With much of North America stuck in the deep freeze, this is a good time to remember Paul Siple, the Eagle Scout who co-developed the concept of wind-chill factor. Siple’s other claim to fame is that he accompanied Admiral Richard Byrd on an Antarctic expedition in 1928 as an official Scouting representative.
Six years ago, the National Eagle Scout Association revived the concept of sending Eagle Scouts along on scientific expeditions with what’s called the NESA World Explorers Program. This year, Eagle Scouts who are 18 or older can apply for trips to six different locations:
- The Tiputini Biodiversity Station in Ecuador (biology)
- The Galapagos Islands (biology)
- Mammoth Cave National Park (speleology)
- Yellowstone National Park (astrobiology)
- Voyageurs National Park in Minnesota (ornithology)
- The Judith River Dinosaur Institute in Montana (paleontology)
These trips are underwritten by NESA, although participants bear some costs. And they are real research trips, not just glorified vacations.
To apply, interested Eagle Scouts must complete an online application form and submit a 250-word essay by January 22. They must also be majoring or working in a related scientific field.
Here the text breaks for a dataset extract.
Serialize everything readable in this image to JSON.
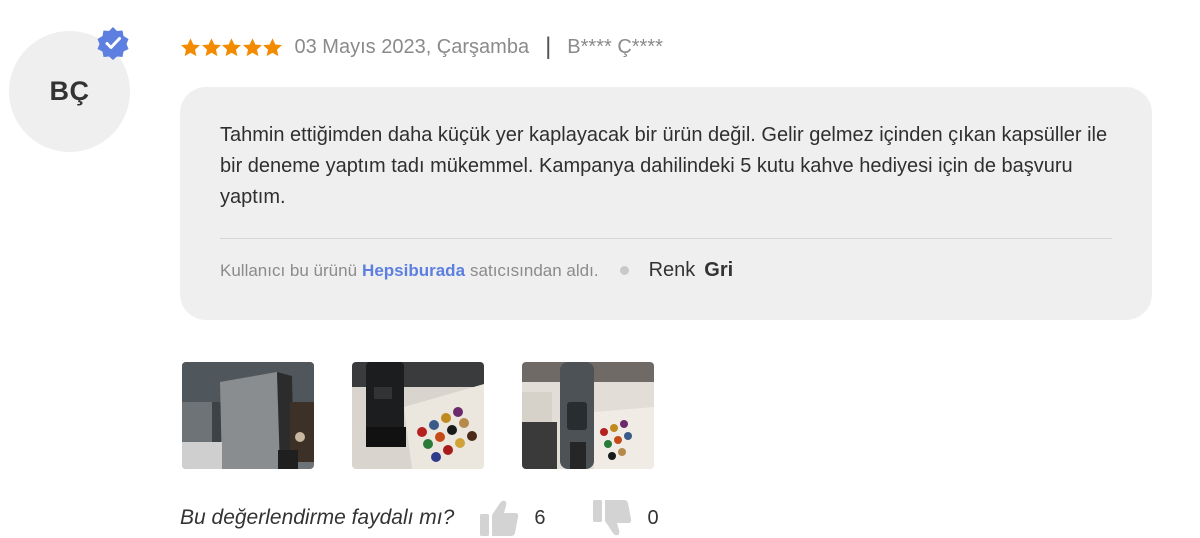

If you have Scouts with a scientific bent, this is a great opportunity for them to explore their passion–and to discover how being an Eagle Scout opens doors throughout adulthood. For more information, visit the World Explorers Program webpage.
Oh, and about Paul Siple. Don’t blame him when you feel cold. He didn’t invent wind chill; he just gave it a name!
Need more great troop program ideas? Check out the new edition of The Scoutmaster’s Other Handbook, which is now available in both print and e-book formats at https://www.eaglebook.com/products.htm#scoutmasters.